US government bond prices were steady as the perception that the longest recession since the Depression may end by late summer took greater hold, despite automakers Chrysler filing for bankruptcy.
While Chrysler’s bankruptcy filing saw US stocks give back gains seen earlier in the day, it also signaled that US President Barack Obama is prepared to play hardball with holdout lenders to protect the taxpayer.
“I don’t think anybody’s surprised. Bankruptcy is what they have been headed for in the past several months. Chrysler was too small to survive on its own,” said Mirko Mikelic, a portfolio manager at Fifth Third bank.
Investors in competing automakers reacted positively to the news, sending GM shares up 6.1% and Ford Motor Co up 9.7%.
The benchmark S&P 500 Index posted its best monthly gain by percentage point since March 2000, while MSCI’s all-countries world index climbed to it’s best monthly performance in more than a decade.
The S&P 500 is up 29% from the bear-market closing low set on 9 March.
For the session, the Dow Jones industrial average fell 17.61 points, or 0.22%, to 8,168.12 and the Standard & Poor’s 500 Index slipped 0.83 of a point, or 0.09%, to 872.81.
The tech-heavy Nasdaq Composite Index gained 5.36 points, or 0.31%, to 1,717.30.
Investors shrugged off a World Health Organization or WHO warning that a flu pandemic was imminent, and analysts said the health crisis might pass without any significant economic impact, leaving investors to focus on better-than-expected earnings and economic data.
Stocks gained wide support from profit reports from companies like Dow Chemical Co, which rose 18.4 percent at $16.00 after results handily beat estimates.
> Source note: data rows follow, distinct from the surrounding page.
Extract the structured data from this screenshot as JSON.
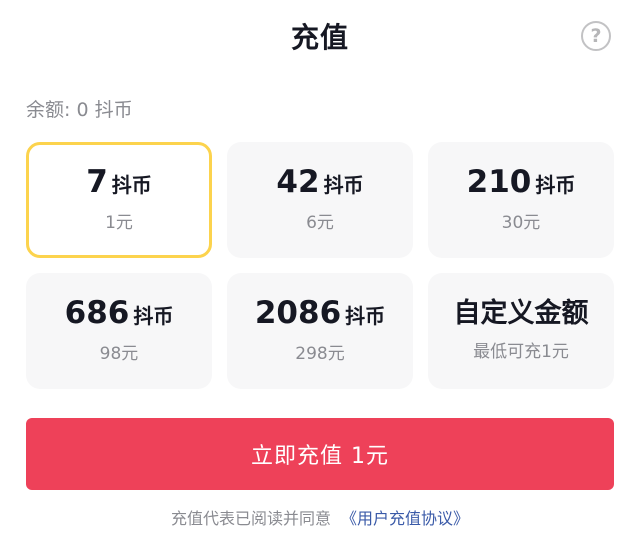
{
  "header": {
    "title": "充值",
    "help_icon": "question-circle-icon",
    "help_glyph": "?"
  },
  "balance": {
    "text": "余额: 0 抖币"
  },
  "options": [
    {
      "amount": "7",
      "unit": "抖币",
      "price": "1元",
      "selected": true
    },
    {
      "amount": "42",
      "unit": "抖币",
      "price": "6元",
      "selected": false
    },
    {
      "amount": "210",
      "unit": "抖币",
      "price": "30元",
      "selected": false
    },
    {
      "amount": "686",
      "unit": "抖币",
      "price": "98元",
      "selected": false
    },
    {
      "amount": "2086",
      "unit": "抖币",
      "price": "298元",
      "selected": false
    }
  ],
  "custom_option": {
    "label": "自定义金额",
    "hint": "最低可充1元"
  },
  "pay_button": {
    "label": "立即充值 1元"
  },
  "agreement": {
    "prefix": "充值代表已阅读并同意",
    "link": "《用户充值协议》"
  },
  "colors": {
    "accent": "#ee4159",
    "selected_border": "#fcd34d",
    "tile_bg": "#f7f7f8",
    "muted_text": "#8a8b91",
    "link": "#3a5aa8"
  }
}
The number of US workers filing new claims for unemployment aid surprisingly fell last week, suggesting the pace of layoffs was easing, even though benefits rolls swelled to yet another record high in March.
A separate report showed business activity in the US Midwest contracted at a less severe rate in April as new orders for merchandise surged. While the Economic Cycle Research Institute said the US recession will probably end before summer is out.
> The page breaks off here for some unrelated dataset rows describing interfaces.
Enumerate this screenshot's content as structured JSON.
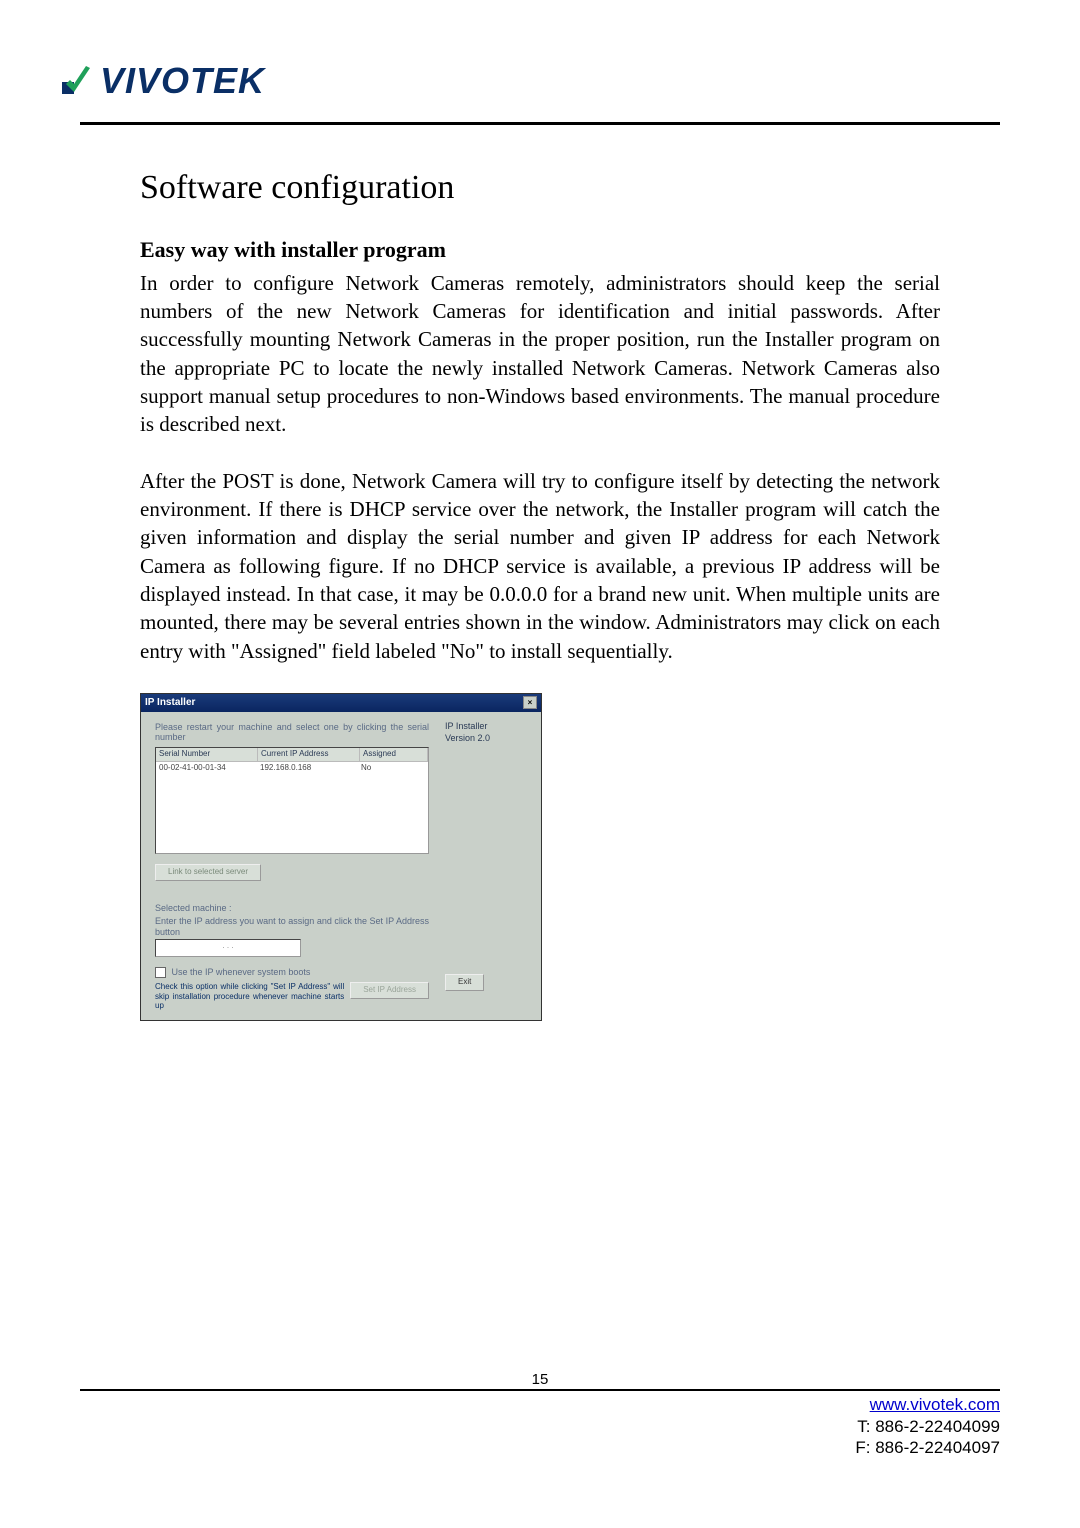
{
  "logo_text": "VIVOTEK",
  "heading": "Software configuration",
  "subheading": "Easy way with installer program",
  "para1": "In order to configure Network Cameras remotely, administrators should keep the serial numbers of the new Network Cameras for identification and initial passwords. After successfully mounting Network Cameras in the proper position, run the Installer program on the appropriate PC to locate the newly installed Network Cameras. Network Cameras also support manual setup procedures to non-Windows based environments. The manual procedure is described next.",
  "para2": "After the POST is done, Network Camera will try to configure itself by detecting the network environment. If there is DHCP service over the network, the Installer program will catch the given information and display the serial number and given IP address for each Network Camera as following figure. If no DHCP service is available, a previous IP address will be displayed instead. In that case, it may be 0.0.0.0 for a brand new unit. When multiple units are mounted, there may be several entries shown in the window. Administrators may click on each entry with \"Assigned\" field labeled \"No\" to install sequentially.",
  "dialog": {
    "title": "IP Installer",
    "app_name": "IP Installer",
    "version": "Version 2.0",
    "instruction": "Please restart your machine and select one by clicking the serial number",
    "columns": {
      "c1": "Serial Number",
      "c2": "Current IP Address",
      "c3": "Assigned"
    },
    "row": {
      "serial": "00-02-41-00-01-34",
      "ip": "192.168.0.168",
      "assigned": "No"
    },
    "link_btn": "Link to selected server",
    "selected_label": "Selected machine :",
    "enter_ip_label": "Enter the IP address you want to assign and click the Set IP Address button",
    "ip_dots": ". . .",
    "reset_chk_label": "Use the IP whenever system boots",
    "reset_note": "Check this option while clicking \"Set IP Address\" will skip installation procedure whenever machine starts up",
    "set_btn": "Set IP Address",
    "exit_btn": "Exit"
  },
  "page_number": "15",
  "footer": {
    "url": "www.vivotek.com",
    "tel": "T: 886-2-22404099",
    "fax": "F: 886-2-22404097"
  }
}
European equities ended higher, as a key benchmark posted its best-ever monthly performance, driven by stronger-than-expected company earnings and hope that the market was bottoming out.
The FTSEurofirst 300 index of top European shares closed 1.5% higher at 828.62 points after hitting its highest level since mid-January.
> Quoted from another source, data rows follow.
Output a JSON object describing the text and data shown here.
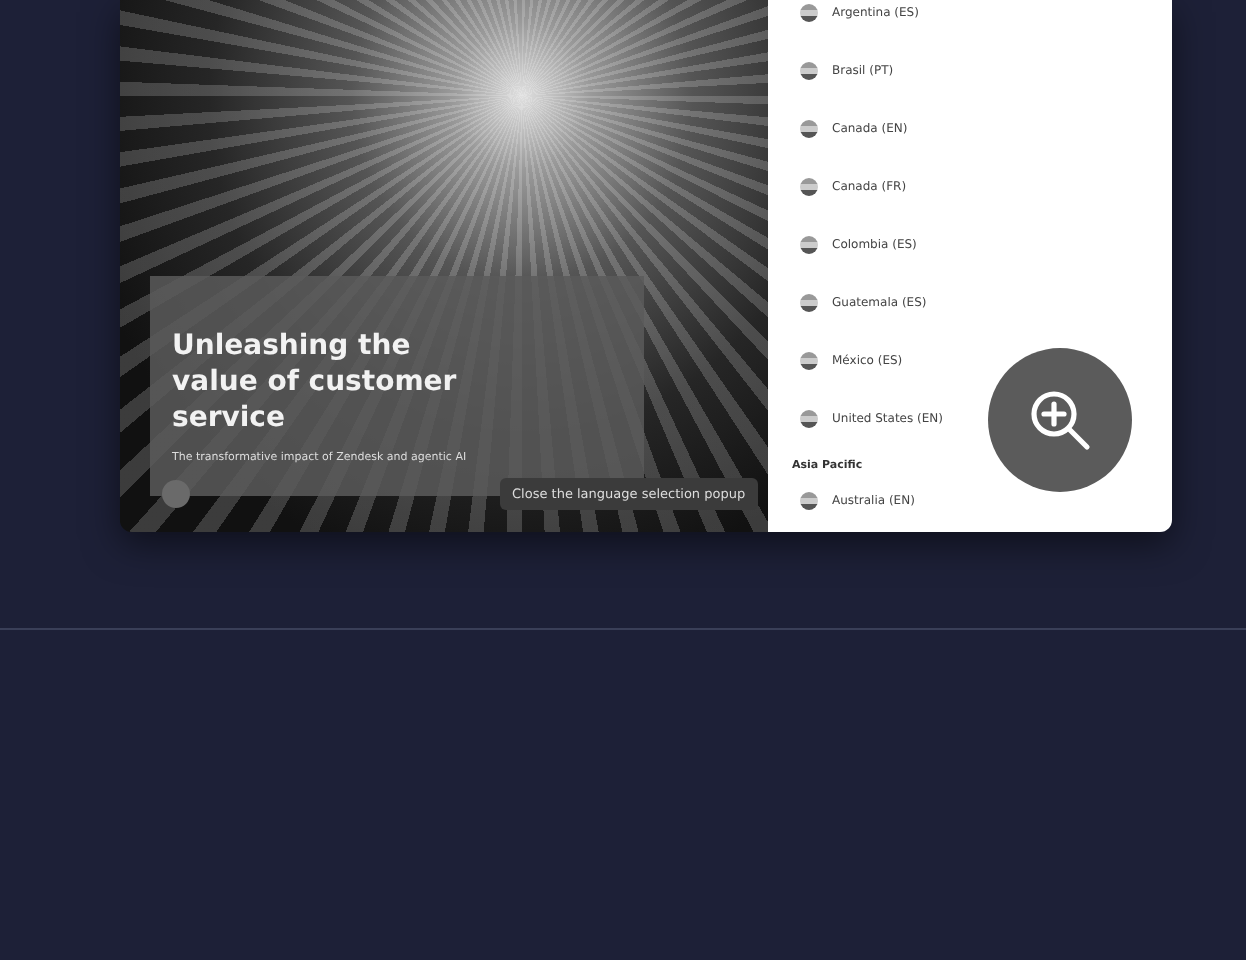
{
  "hero": {
    "title": "Unleashing the value of customer service",
    "subtitle": "The transformative impact of Zendesk and agentic AI"
  },
  "tooltip": "Close the language selection popup",
  "languages": [
    {
      "kind": "item",
      "label": "Argentina (ES)"
    },
    {
      "kind": "item",
      "label": "Brasil (PT)"
    },
    {
      "kind": "item",
      "label": "Canada (EN)"
    },
    {
      "kind": "item",
      "label": "Canada (FR)"
    },
    {
      "kind": "item",
      "label": "Colombia (ES)"
    },
    {
      "kind": "item",
      "label": "Guatemala (ES)"
    },
    {
      "kind": "item",
      "label": "México (ES)"
    },
    {
      "kind": "item",
      "label": "United States (EN)"
    },
    {
      "kind": "heading",
      "label": "Asia Pacific"
    },
    {
      "kind": "item",
      "label": "Australia (EN)"
    }
  ]
}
The index gained more than 13% in April, its best ever monthly rise.
US Treasury debt prices were mixed after the Federal Reserve bought $3.025 billion in government debt as part of its plan to buy up to $300 billion in longer-term Treasuries within a six month time-frame. Since late March, the Fed has bought $76.8 billion in Treasuries.
The U.S. dollar edged up against major currencies, with the US Dollar Index up 0.15% at 84.771. Against the yen, the dollar <JPY=> rose 1.14% at 98.61. The euro was down 0.26% at $1.3228.
Oil rose as the reassuring US jobs data and upbeat corporate profits outweighed rising energy inventories and slumping demand. US crude rose 15 cents to settle at $51.12 a barrel. Brent crude rose 2 cents to settle at $50.80 a barrel.
US gold futures dropped 1.0% as a better tone of the economy dampened safe haven demand.